Problem statement:
The records that follow should be copied in full, exactly as they read.

(Records for processing)

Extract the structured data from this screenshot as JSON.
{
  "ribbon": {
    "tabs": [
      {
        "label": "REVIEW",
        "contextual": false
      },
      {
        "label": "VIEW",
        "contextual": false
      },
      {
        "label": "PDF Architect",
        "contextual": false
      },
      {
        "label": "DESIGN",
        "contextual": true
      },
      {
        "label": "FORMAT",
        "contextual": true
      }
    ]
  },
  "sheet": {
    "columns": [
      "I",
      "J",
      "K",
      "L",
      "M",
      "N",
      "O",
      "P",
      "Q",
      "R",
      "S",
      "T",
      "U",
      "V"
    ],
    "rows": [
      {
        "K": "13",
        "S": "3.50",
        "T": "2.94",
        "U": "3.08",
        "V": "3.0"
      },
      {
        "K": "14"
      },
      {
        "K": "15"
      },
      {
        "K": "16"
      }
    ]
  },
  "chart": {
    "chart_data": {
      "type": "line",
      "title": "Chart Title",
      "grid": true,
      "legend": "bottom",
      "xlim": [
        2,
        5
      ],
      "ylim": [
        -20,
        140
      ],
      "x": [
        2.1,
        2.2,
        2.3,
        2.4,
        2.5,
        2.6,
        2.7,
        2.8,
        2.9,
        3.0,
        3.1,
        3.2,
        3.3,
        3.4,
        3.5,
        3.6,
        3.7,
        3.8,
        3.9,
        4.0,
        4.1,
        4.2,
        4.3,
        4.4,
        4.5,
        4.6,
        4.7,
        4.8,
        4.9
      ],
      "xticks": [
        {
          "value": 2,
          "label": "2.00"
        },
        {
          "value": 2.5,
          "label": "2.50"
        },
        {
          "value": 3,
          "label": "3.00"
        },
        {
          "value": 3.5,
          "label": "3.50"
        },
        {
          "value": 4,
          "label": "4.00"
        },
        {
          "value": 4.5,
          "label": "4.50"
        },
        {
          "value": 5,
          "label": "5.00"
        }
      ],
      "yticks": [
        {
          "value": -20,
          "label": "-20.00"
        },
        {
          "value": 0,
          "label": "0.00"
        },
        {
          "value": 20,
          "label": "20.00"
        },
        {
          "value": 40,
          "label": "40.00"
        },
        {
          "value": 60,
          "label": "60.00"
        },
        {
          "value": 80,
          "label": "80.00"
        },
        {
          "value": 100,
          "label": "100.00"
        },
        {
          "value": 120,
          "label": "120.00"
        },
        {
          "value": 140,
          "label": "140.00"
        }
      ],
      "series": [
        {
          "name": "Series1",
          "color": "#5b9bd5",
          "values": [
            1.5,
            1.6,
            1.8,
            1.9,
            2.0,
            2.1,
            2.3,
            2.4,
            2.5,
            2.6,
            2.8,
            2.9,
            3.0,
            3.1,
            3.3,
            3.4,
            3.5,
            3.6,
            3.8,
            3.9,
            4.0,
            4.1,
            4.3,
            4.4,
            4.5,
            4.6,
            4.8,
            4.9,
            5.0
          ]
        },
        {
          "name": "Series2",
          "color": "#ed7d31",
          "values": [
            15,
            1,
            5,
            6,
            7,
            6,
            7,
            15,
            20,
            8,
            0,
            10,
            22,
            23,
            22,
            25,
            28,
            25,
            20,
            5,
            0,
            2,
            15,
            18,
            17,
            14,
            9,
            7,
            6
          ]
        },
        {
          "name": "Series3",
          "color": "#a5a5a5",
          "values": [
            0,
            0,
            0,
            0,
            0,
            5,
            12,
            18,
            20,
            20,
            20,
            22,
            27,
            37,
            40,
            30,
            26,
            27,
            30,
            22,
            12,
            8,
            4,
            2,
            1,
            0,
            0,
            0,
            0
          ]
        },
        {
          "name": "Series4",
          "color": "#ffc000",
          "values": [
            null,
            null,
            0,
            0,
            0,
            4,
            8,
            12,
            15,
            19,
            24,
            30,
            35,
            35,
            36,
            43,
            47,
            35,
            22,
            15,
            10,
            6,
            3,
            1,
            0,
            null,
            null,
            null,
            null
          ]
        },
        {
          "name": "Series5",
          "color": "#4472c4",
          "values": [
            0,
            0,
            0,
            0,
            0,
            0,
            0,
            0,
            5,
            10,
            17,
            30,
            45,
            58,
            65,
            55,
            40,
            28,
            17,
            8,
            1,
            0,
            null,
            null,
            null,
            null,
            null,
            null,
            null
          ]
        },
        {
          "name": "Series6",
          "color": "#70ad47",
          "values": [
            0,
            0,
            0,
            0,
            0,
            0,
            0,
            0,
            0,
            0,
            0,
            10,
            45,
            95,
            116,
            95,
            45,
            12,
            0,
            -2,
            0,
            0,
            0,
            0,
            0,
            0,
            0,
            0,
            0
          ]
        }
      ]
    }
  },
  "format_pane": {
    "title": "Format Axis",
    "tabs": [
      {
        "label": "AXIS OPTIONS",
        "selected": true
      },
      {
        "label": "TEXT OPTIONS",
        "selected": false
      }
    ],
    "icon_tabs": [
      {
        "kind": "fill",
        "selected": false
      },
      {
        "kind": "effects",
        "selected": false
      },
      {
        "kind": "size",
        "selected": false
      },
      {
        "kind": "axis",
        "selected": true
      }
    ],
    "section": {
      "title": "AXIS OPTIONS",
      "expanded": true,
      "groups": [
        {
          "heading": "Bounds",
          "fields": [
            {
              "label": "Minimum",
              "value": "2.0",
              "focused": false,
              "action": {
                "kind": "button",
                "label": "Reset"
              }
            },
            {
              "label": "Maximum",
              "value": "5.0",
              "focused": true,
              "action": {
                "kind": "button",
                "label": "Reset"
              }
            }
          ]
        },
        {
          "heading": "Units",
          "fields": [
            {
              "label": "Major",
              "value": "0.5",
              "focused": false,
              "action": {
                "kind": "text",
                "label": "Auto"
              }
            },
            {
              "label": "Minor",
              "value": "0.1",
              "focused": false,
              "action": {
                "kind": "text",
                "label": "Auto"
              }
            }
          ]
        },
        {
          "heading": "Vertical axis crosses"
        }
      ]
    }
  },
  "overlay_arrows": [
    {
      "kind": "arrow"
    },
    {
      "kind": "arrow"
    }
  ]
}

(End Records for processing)

Output of the task:
Extract the structured data from this screenshot as JSON.
{
  "ribbon": {
    "tabs": [
      {
        "label": "REVIEW",
        "contextual": false
      },
      {
        "label": "VIEW",
        "contextual": false
      },
      {
        "label": "PDF Architect",
        "contextual": false
      },
      {
        "label": "DESIGN",
        "contextual": true
      },
      {
        "label": "FORMAT",
        "contextual": true
      }
    ]
  },
  "sheet": {
    "columns": [
      "I",
      "J",
      "K",
      "L",
      "M",
      "N",
      "O",
      "P",
      "Q",
      "R",
      "S",
      "T",
      "U",
      "V"
    ],
    "rows": [
      {
        "K": "13",
        "S": "3.50",
        "T": "2.94",
        "U": "3.08",
        "V": "3.0"
      },
      {
        "K": "14"
      },
      {
        "K": "15"
      },
      {
        "K": "16"
      }
    ]
  },
  "chart": {
    "chart_data": {
      "type": "line",
      "title": "Chart Title",
      "grid": true,
      "legend": "bottom",
      "xlim": [
        2,
        5
      ],
      "ylim": [
        -20,
        140
      ],
      "x": [
        2.1,
        2.2,
        2.3,
        2.4,
        2.5,
        2.6,
        2.7,
        2.8,
        2.9,
        3.0,
        3.1,
        3.2,
        3.3,
        3.4,
        3.5,
        3.6,
        3.7,
        3.8,
        3.9,
        4.0,
        4.1,
        4.2,
        4.3,
        4.4,
        4.5,
        4.6,
        4.7,
        4.8,
        4.9
      ],
      "xticks": [
        {
          "value": 2,
          "label": "2.00"
        },
        {
          "value": 2.5,
          "label": "2.50"
        },
        {
          "value": 3,
          "label": "3.00"
        },
        {
          "value": 3.5,
          "label": "3.50"
        },
        {
          "value": 4,
          "label": "4.00"
        },
        {
          "value": 4.5,
          "label": "4.50"
        },
        {
          "value": 5,
          "label": "5.00"
        }
      ],
      "yticks": [
        {
          "value": -20,
          "label": "-20.00"
        },
        {
          "value": 0,
          "label": "0.00"
        },
        {
          "value": 20,
          "label": "20.00"
        },
        {
          "value": 40,
          "label": "40.00"
        },
        {
          "value": 60,
          "label": "60.00"
        },
        {
          "value": 80,
          "label": "80.00"
        },
        {
          "value": 100,
          "label": "100.00"
        },
        {
          "value": 120,
          "label": "120.00"
        },
        {
          "value": 140,
          "label": "140.00"
        }
      ],
      "series": [
        {
          "name": "Series1",
          "color": "#5b9bd5",
          "values": [
            1.5,
            1.6,
            1.8,
            1.9,
            2.0,
            2.1,
            2.3,
            2.4,
            2.5,
            2.6,
            2.8,
            2.9,
            3.0,
            3.1,
            3.3,
            3.4,
            3.5,
            3.6,
            3.8,
            3.9,
            4.0,
            4.1,
            4.3,
            4.4,
            4.5,
            4.6,
            4.8,
            4.9,
            5.0
          ]
        },
        {
          "name": "Series2",
          "color": "#ed7d31",
          "values": [
            15,
            1,
            5,
            6,
            7,
            6,
            7,
            15,
            20,
            8,
            0,
            10,
            22,
            23,
            22,
            25,
            28,
            25,
            20,
            5,
            0,
            2,
            15,
            18,
            17,
            14,
            9,
            7,
            6
          ]
        },
        {
          "name": "Series3",
          "color": "#a5a5a5",
          "values": [
            0,
            0,
            0,
            0,
            0,
            5,
            12,
            18,
            20,
            20,
            20,
            22,
            27,
            37,
            40,
            30,
            26,
            27,
            30,
            22,
            12,
            8,
            4,
            2,
            1,
            0,
            0,
            0,
            0
          ]
        },
        {
          "name": "Series4",
          "color": "#ffc000",
          "values": [
            null,
            null,
            0,
            0,
            0,
            4,
            8,
            12,
            15,
            19,
            24,
            30,
            35,
            35,
            36,
            43,
            47,
            35,
            22,
            15,
            10,
            6,
            3,
            1,
            0,
            null,
            null,
            null,
            null
          ]
        },
        {
          "name": "Series5",
          "color": "#4472c4",
          "values": [
            0,
            0,
            0,
            0,
            0,
            0,
            0,
            0,
            5,
            10,
            17,
            30,
            45,
            58,
            65,
            55,
            40,
            28,
            17,
            8,
            1,
            0,
            null,
            null,
            null,
            null,
            null,
            null,
            null
          ]
        },
        {
          "name": "Series6",
          "color": "#70ad47",
          "values": [
            0,
            0,
            0,
            0,
            0,
            0,
            0,
            0,
            0,
            0,
            0,
            10,
            45,
            95,
            116,
            95,
            45,
            12,
            0,
            -2,
            0,
            0,
            0,
            0,
            0,
            0,
            0,
            0,
            0
          ]
        }
      ]
    }
  },
  "format_pane": {
    "title": "Format Axis",
    "tabs": [
      {
        "label": "AXIS OPTIONS",
        "selected": true
      },
      {
        "label": "TEXT OPTIONS",
        "selected": false
      }
    ],
    "icon_tabs": [
      {
        "kind": "fill",
        "selected": false
      },
      {
        "kind": "effects",
        "selected": false
      },
      {
        "kind": "size",
        "selected": false
      },
      {
        "kind": "axis",
        "selected": true
      }
    ],
    "section": {
      "title": "AXIS OPTIONS",
      "expanded": true,
      "groups": [
        {
          "heading": "Bounds",
          "fields": [
            {
              "label": "Minimum",
              "value": "2.0",
              "focused": false,
              "action": {
                "kind": "button",
                "label": "Reset"
              }
            },
            {
              "label": "Maximum",
              "value": "5.0",
              "focused": true,
              "action": {
                "kind": "button",
                "label": "Reset"
              }
            }
          ]
        },
        {
          "heading": "Units",
          "fields": [
            {
              "label": "Major",
              "value": "0.5",
              "focused": false,
              "action": {
                "kind": "text",
                "label": "Auto"
              }
            },
            {
              "label": "Minor",
              "value": "0.1",
              "focused": false,
              "action": {
                "kind": "text",
                "label": "Auto"
              }
            }
          ]
        },
        {
          "heading": "Vertical axis crosses"
        }
      ]
    }
  },
  "overlay_arrows": [
    {
      "kind": "arrow"
    },
    {
      "kind": "arrow"
    }
  ]
}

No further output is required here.